→ **What you need to do**: Make an exact copy of the records, leaving out the images.

START Record set

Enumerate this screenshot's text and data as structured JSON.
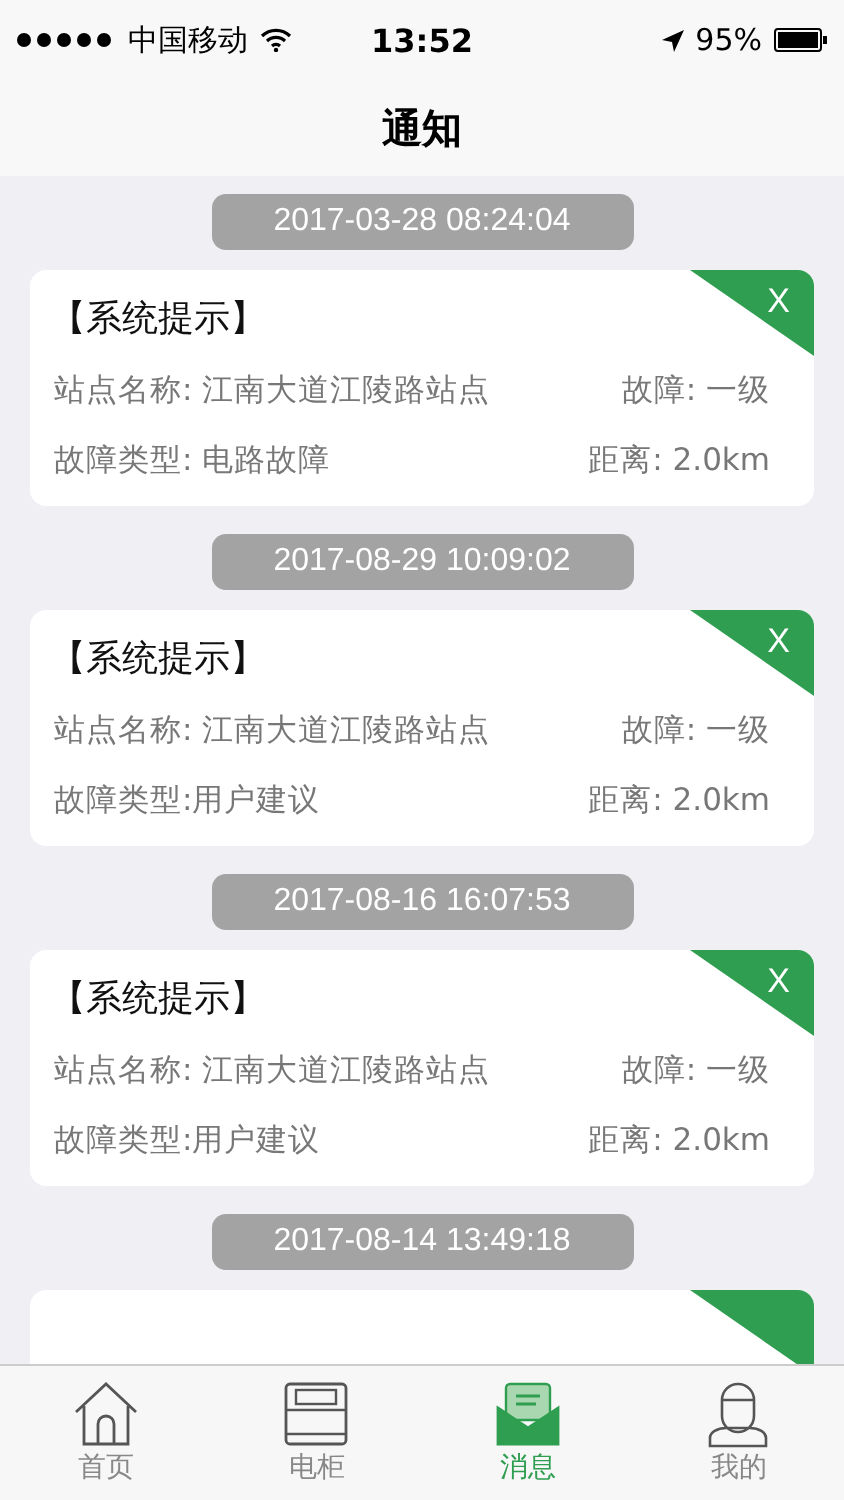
{
  "status_bar": {
    "carrier": "中国移动",
    "time": "13:52",
    "battery": "95%"
  },
  "nav": {
    "title": "通知"
  },
  "notices": [
    {
      "kind": "full",
      "date": "2017-03-28 08:24:04",
      "title": "【系统提示】",
      "station": "站点名称: 江南大道江陵路站点",
      "level": "故障: 一级",
      "type": "故障类型: 电路故障",
      "distance": "距离: 2.0km",
      "close": "X"
    },
    {
      "kind": "full",
      "date": "2017-08-29 10:09:02",
      "title": "【系统提示】",
      "station": "站点名称: 江南大道江陵路站点",
      "level": "故障: 一级",
      "type": "故障类型:用户建议",
      "distance": "距离: 2.0km",
      "close": "X"
    },
    {
      "kind": "full",
      "date": "2017-08-16 16:07:53",
      "title": "【系统提示】",
      "station": "站点名称: 江南大道江陵路站点",
      "level": "故障: 一级",
      "type": "故障类型:用户建议",
      "distance": "距离: 2.0km",
      "close": "X"
    },
    {
      "kind": "clipped",
      "date": "2017-08-14 13:49:18"
    }
  ],
  "tabs": [
    {
      "kind": "home",
      "label": "首页",
      "selected": false
    },
    {
      "kind": "cabinet",
      "label": "电柜",
      "selected": false
    },
    {
      "kind": "message",
      "label": "消息",
      "selected": true
    },
    {
      "kind": "user",
      "label": "我的",
      "selected": false
    }
  ]
}
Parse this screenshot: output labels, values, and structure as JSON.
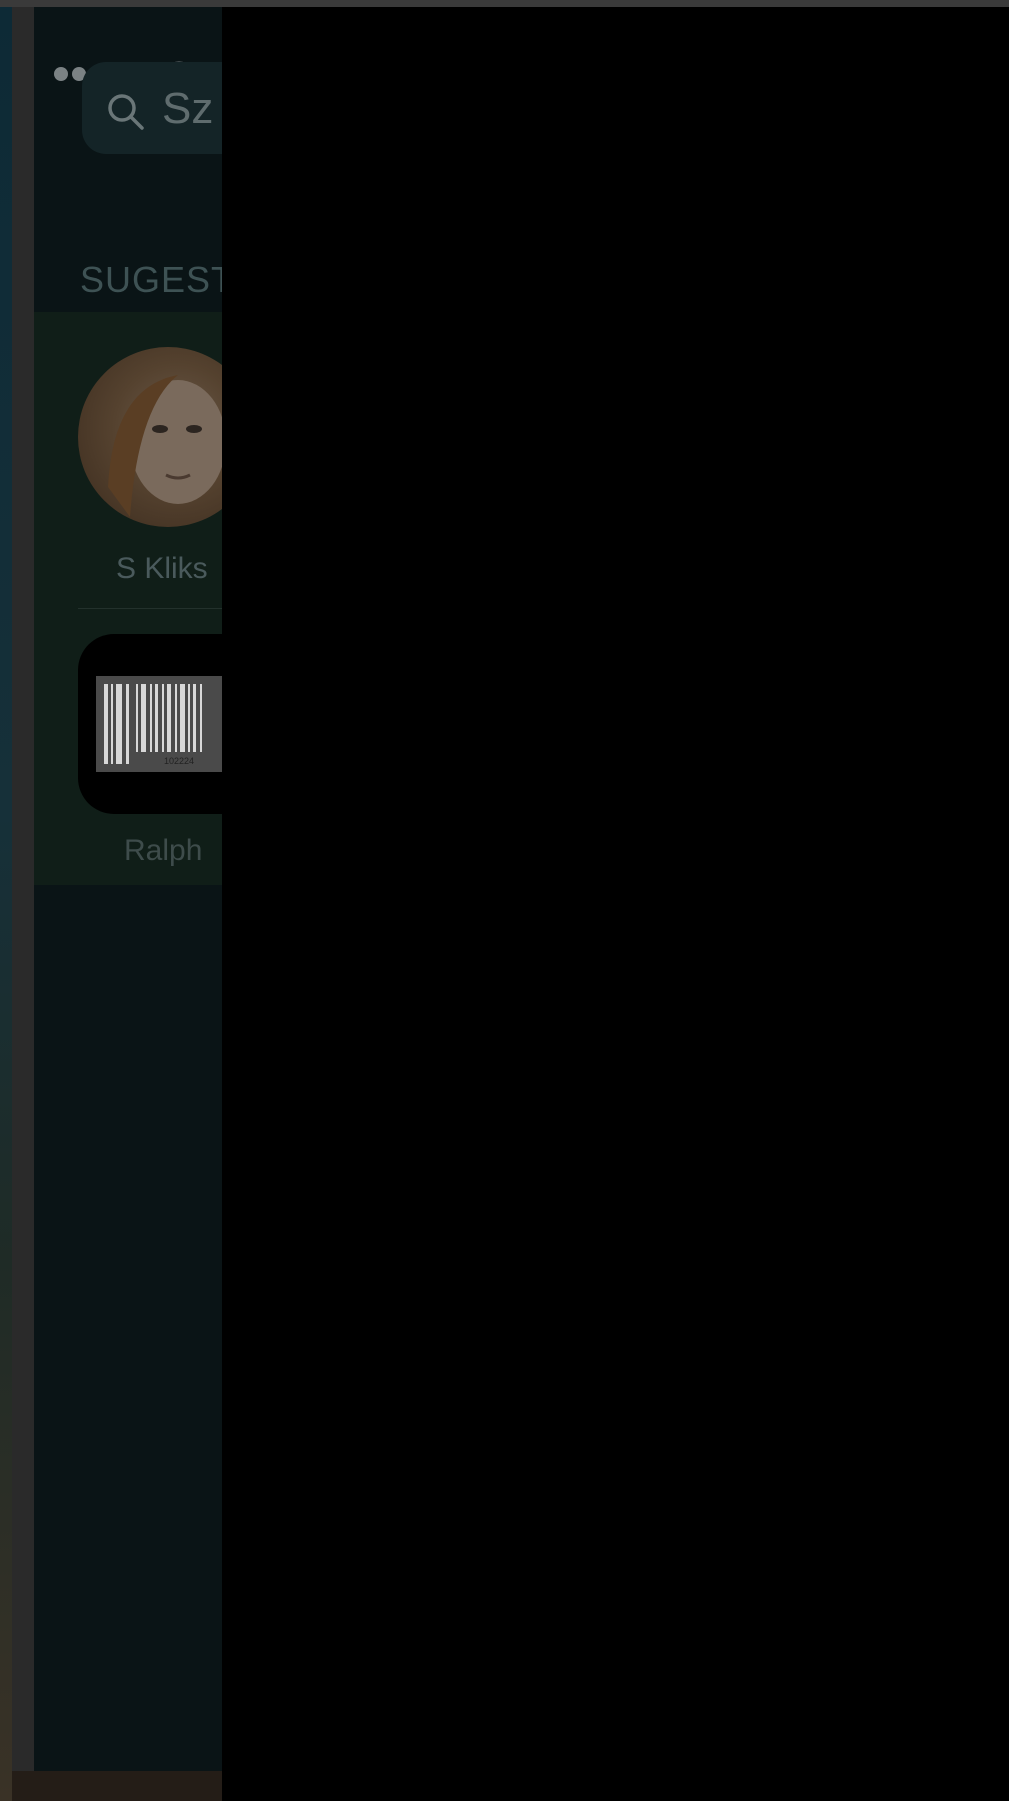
{
  "search": {
    "text": "Sz"
  },
  "suggestions": {
    "title": "SUGEST",
    "contact": {
      "name": "S Kliks"
    },
    "app": {
      "name": "Ralph",
      "barcode_number": "102224"
    }
  },
  "icons": [
    "search-icon",
    "wifi-icon",
    "barcode-icon"
  ],
  "colors": {
    "overlay": "#000000",
    "panel": "#0a1416",
    "suggest_panel": "#101e18"
  }
}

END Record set

→ **Answer for the task**:
Enumerate this screenshot's text and data as structured JSON.
{
  "status_bar": {
    "carrier": "中国移动",
    "time": "13:52",
    "battery": "95%"
  },
  "nav": {
    "title": "通知"
  },
  "notices": [
    {
      "kind": "full",
      "date": "2017-03-28 08:24:04",
      "title": "【系统提示】",
      "station": "站点名称: 江南大道江陵路站点",
      "level": "故障: 一级",
      "type": "故障类型: 电路故障",
      "distance": "距离: 2.0km",
      "close": "X"
    },
    {
      "kind": "full",
      "date": "2017-08-29 10:09:02",
      "title": "【系统提示】",
      "station": "站点名称: 江南大道江陵路站点",
      "level": "故障: 一级",
      "type": "故障类型:用户建议",
      "distance": "距离: 2.0km",
      "close": "X"
    },
    {
      "kind": "full",
      "date": "2017-08-16 16:07:53",
      "title": "【系统提示】",
      "station": "站点名称: 江南大道江陵路站点",
      "level": "故障: 一级",
      "type": "故障类型:用户建议",
      "distance": "距离: 2.0km",
      "close": "X"
    },
    {
      "kind": "clipped",
      "date": "2017-08-14 13:49:18"
    }
  ],
  "tabs": [
    {
      "kind": "home",
      "label": "首页",
      "selected": false
    },
    {
      "kind": "cabinet",
      "label": "电柜",
      "selected": false
    },
    {
      "kind": "message",
      "label": "消息",
      "selected": true
    },
    {
      "kind": "user",
      "label": "我的",
      "selected": false
    }
  ]
}
Parse this screenshot: output labels, values, and structure as JSON.
{
  "search": {
    "text": "Sz"
  },
  "suggestions": {
    "title": "SUGEST",
    "contact": {
      "name": "S Kliks"
    },
    "app": {
      "name": "Ralph",
      "barcode_number": "102224"
    }
  },
  "icons": [
    "search-icon",
    "wifi-icon",
    "barcode-icon"
  ],
  "colors": {
    "overlay": "#000000",
    "panel": "#0a1416",
    "suggest_panel": "#101e18"
  }
}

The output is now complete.